My computer is reasonably beefy (i7 4790, 32 GB RAM, GPU with LEDs of the color of the rainbow, PSU emblazoned with the word “GAMER”), so I’ve found that the limit of a virtual rack isn’t what my hardware can handle without burning down my house: it’s what my wetware can reason about in realtime.
A few things I learned while crafting my system:
- Mental bandwidth is the limit. I can’t stress this enough!! The advice to start small is not about money, or about your crappy overheating laptop CPU - it’s about your ability to keep the entire patch in your mind.
- It’s good to have a deliberate focus. Mine is aleatoric techno. My system is not capable of making intricate ambient sound textures, or well-crafted songs with proper chord progressions and unusual time signatures. It’s only meant to add some fun decorum to a fast four on the floor kick and nothing else.
- It’s better to only have one scrolling axis. VCV isn’t good at zooming in and out, so make the rack no wider or taller than your screen, and build in only one direction. Helps with the mental workload. (And [SHAMELESS ADVERTISEMENT] try out my UnDuLaR module to scroll via MIDI!!)
- Learn to love the Bogaudio collection unless you’re willing to learn to love scrolling a ton. Those humble tiny 3hp modules glue everything together.
- There is no such things as having too many offsetters, too many envelope generators, or too many VCA.
RECORD EVERYTHING. You can delete it if it sucks. You can’t go back to a good jam you forgot to record.
This // a bit off-topic // but as a noob on the subject – do you store these on some public cloud or just for Yourself? I like to record / make songs on my soundcloud, but the free version is soon getting out of space. soundcloud, because it was one of the first services I saw that I can store my music on, and have access to it for example via my iphone.
I’ve been trying to do this recently, initially to make sure I explore the vult modules I recently purchased but lately in an attempt to get an idea of what I want from a real life rack. I haven’t got very far with it yet though.
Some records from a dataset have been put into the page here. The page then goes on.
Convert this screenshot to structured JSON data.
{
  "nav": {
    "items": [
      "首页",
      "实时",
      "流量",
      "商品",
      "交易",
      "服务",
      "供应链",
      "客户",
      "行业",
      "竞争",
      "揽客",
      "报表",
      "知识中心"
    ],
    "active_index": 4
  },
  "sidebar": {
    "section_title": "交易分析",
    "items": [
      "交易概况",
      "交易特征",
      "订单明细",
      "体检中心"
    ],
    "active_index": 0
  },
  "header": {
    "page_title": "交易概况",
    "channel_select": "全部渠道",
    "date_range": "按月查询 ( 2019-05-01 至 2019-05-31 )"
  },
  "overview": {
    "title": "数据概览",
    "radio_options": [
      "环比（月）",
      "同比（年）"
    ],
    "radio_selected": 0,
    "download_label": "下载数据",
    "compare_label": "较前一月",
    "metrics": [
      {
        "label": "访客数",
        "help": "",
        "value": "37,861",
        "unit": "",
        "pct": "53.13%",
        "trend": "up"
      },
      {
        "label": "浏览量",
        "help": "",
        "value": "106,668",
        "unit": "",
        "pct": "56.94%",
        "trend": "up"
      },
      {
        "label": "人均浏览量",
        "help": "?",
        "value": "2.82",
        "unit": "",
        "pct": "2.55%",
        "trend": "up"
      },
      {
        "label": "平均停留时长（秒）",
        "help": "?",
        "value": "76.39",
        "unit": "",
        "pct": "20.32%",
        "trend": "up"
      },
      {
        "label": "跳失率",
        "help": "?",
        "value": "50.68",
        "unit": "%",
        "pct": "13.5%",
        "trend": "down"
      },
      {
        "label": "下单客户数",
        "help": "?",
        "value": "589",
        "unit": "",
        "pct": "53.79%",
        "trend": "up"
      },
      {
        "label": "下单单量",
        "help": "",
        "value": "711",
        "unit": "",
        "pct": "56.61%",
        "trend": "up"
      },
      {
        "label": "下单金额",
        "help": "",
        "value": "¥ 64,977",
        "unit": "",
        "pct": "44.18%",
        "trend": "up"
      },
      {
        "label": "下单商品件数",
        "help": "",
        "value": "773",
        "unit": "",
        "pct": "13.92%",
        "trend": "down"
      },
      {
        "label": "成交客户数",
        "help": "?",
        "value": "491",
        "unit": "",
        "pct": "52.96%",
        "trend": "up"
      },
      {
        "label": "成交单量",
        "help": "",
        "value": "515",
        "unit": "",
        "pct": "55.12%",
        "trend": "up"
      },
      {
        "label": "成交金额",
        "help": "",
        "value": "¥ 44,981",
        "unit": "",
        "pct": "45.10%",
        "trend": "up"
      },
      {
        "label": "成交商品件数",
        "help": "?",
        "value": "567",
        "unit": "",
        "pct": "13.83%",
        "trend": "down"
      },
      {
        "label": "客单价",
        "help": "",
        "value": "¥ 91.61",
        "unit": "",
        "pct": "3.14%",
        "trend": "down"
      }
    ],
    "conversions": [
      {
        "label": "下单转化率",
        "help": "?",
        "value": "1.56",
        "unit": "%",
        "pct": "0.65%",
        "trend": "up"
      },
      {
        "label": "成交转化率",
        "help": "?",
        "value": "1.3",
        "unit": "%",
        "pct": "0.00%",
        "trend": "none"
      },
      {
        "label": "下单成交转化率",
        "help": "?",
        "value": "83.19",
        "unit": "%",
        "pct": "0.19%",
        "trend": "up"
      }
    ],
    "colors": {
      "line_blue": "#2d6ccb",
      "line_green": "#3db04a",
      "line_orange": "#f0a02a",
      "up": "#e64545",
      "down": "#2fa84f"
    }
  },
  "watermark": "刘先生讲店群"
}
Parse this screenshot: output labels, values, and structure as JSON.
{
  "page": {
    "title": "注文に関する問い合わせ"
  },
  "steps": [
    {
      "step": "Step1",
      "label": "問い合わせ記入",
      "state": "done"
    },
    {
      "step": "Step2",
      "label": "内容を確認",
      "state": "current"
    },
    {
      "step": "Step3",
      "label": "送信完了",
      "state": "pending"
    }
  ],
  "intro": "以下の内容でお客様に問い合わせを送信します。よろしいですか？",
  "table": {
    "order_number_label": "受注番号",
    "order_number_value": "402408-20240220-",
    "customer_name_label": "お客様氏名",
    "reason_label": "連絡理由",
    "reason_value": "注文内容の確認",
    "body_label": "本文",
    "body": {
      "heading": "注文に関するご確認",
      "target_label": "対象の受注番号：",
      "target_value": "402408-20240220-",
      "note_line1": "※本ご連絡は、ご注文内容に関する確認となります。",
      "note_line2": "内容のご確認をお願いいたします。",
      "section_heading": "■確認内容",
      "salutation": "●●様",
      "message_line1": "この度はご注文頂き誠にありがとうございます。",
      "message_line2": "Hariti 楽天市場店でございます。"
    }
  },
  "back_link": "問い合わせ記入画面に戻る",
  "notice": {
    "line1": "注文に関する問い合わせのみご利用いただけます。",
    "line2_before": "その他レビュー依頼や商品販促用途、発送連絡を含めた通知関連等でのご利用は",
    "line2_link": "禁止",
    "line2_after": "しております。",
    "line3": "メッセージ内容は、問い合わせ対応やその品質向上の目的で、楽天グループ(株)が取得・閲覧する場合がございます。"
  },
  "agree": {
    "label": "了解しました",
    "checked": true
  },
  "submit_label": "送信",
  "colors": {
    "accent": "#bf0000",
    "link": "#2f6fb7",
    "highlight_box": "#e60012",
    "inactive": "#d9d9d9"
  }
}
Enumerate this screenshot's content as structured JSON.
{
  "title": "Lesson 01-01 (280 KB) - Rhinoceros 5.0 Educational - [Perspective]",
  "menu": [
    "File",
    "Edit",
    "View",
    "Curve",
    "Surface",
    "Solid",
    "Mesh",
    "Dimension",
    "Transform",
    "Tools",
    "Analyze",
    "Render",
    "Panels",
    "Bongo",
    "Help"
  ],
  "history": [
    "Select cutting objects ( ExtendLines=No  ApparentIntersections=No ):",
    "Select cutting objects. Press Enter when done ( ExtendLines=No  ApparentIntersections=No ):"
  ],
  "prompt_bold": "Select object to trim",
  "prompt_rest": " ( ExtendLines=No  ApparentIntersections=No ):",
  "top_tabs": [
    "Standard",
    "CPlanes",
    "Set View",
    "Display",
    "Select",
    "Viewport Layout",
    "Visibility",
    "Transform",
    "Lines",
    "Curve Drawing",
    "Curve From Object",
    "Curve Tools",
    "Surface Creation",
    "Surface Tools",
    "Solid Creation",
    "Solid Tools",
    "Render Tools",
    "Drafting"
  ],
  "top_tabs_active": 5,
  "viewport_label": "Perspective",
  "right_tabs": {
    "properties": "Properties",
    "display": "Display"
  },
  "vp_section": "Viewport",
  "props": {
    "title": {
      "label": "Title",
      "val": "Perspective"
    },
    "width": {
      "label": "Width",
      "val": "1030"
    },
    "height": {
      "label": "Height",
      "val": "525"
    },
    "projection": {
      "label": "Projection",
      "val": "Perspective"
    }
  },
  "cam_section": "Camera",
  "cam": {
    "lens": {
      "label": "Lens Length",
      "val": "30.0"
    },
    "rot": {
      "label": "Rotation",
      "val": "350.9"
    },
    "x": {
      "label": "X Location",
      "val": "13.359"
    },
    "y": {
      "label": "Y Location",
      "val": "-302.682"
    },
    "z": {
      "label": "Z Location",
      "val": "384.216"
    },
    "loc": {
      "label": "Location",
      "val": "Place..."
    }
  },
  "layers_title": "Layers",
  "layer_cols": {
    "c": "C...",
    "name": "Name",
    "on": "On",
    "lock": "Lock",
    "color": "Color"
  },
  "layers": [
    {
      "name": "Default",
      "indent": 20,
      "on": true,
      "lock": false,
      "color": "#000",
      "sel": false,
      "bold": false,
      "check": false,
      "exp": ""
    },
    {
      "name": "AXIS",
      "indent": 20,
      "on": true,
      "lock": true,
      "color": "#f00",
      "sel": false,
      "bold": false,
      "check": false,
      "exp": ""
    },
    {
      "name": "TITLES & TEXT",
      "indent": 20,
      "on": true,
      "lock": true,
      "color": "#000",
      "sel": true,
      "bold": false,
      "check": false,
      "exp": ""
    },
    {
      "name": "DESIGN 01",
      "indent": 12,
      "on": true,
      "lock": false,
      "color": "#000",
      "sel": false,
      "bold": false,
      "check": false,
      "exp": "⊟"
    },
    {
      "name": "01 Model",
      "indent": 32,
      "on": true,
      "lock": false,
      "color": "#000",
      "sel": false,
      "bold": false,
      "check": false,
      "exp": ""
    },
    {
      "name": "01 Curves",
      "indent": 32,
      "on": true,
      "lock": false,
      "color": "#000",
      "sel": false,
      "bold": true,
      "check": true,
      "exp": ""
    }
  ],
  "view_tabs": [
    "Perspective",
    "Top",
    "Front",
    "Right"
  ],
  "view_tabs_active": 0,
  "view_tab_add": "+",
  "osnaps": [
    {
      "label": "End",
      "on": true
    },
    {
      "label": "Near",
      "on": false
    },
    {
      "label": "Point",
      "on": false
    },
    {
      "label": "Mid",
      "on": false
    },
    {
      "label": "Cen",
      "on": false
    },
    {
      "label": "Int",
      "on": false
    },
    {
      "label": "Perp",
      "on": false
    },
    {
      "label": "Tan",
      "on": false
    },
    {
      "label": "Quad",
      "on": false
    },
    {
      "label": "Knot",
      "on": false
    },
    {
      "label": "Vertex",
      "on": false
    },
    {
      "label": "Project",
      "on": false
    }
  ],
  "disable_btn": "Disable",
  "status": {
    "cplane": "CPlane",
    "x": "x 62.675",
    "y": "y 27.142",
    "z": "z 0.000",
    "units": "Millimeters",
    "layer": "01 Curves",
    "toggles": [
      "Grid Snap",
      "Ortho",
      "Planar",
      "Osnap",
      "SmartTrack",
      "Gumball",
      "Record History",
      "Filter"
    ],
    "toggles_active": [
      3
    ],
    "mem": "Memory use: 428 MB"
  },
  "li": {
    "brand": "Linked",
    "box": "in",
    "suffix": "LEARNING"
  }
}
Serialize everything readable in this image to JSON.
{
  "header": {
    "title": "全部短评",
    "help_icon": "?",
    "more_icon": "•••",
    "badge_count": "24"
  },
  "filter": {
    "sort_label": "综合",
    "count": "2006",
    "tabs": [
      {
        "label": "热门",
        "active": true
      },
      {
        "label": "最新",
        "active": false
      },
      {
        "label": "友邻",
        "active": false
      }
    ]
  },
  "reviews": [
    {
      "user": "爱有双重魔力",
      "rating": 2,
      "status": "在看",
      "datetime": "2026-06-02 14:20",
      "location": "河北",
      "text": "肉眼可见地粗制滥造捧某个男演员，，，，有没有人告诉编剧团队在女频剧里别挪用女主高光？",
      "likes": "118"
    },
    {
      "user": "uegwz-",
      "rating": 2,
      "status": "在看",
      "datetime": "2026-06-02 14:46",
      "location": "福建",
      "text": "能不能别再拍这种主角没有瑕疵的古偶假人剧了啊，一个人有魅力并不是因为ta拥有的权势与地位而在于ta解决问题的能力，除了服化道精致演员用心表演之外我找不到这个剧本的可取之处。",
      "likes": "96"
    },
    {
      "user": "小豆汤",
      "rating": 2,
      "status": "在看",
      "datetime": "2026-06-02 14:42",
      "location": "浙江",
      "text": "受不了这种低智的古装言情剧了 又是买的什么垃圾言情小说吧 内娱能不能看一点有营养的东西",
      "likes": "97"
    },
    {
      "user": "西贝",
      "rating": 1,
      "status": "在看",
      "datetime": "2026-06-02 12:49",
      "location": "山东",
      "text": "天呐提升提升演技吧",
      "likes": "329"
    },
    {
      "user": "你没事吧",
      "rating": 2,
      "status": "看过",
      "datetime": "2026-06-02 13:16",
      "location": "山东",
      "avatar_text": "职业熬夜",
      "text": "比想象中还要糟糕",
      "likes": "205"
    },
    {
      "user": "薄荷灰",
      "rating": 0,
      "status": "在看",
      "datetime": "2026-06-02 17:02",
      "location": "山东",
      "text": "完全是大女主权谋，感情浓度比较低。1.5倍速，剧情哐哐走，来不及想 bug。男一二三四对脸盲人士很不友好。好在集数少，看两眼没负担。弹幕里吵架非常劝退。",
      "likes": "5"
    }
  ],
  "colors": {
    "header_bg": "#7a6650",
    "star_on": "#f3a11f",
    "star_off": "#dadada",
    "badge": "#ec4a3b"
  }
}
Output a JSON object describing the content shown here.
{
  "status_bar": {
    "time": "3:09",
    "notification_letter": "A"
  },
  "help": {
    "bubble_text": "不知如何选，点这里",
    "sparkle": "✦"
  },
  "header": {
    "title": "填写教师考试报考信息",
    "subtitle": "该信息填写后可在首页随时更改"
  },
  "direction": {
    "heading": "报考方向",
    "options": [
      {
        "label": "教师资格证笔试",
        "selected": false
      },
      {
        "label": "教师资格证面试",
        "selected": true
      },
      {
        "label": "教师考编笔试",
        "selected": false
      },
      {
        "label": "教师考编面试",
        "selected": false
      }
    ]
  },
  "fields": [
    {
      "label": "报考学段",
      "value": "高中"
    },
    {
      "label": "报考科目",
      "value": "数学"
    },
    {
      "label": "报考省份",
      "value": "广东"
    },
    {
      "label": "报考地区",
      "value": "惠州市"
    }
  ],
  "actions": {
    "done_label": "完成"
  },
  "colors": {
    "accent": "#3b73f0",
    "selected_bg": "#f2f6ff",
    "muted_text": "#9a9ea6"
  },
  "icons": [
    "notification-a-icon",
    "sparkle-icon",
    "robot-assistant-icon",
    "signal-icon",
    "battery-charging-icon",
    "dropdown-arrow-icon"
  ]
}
Just for me, so I can curate heavily what I share! I share a bit more on VCV communities because sometimes I want to share a neat/stupid patching trick I found interesting but isn’t a legit song, but with the rest of the world, so far it’s just one album of live jams on bandcamp.
That makes me think - I could really use a rolling buffer recorder. You know, how for example modern gaming GPU and consoles can be constantly recording the last 15 minutes, and if it’s good you can commit it to file. Gonna post this into the ideas thread, haha.
- Delete the libraries that you don’t use so much or you’ve never used (it’s easy on VCV download them all and get lost)
- From there start to think on what do you use often and which type of sound do you like and try to build a patch by limiting yourself - for example “no more than X chans or no more than X OSCs”.
I guess you need to do some research and understand better what suits best for you
On that topic, would there be interest (especially from people who make text/video tutorials) to workshop together a good beginner’s system? Like, a small curation that makes judicious choices to be ripe with exploratory potential, capable of making a full drums + bass + chords + melody song, low CPU enough to run on your average laptop, versatile enough you can patch things at random and often get fun noises out of it?
My own aesthetic is definitely way too maximalist to have good opinions to offer on such a system, but i think it could be a good way to help beginners get over the paralysis of having too many choices
I think this is a great idea. One or more “standard” racks for beginners, for challenges, etc. Also, maybe clones of classic synths?
I have heard discussion of this before. Maybe on this forum.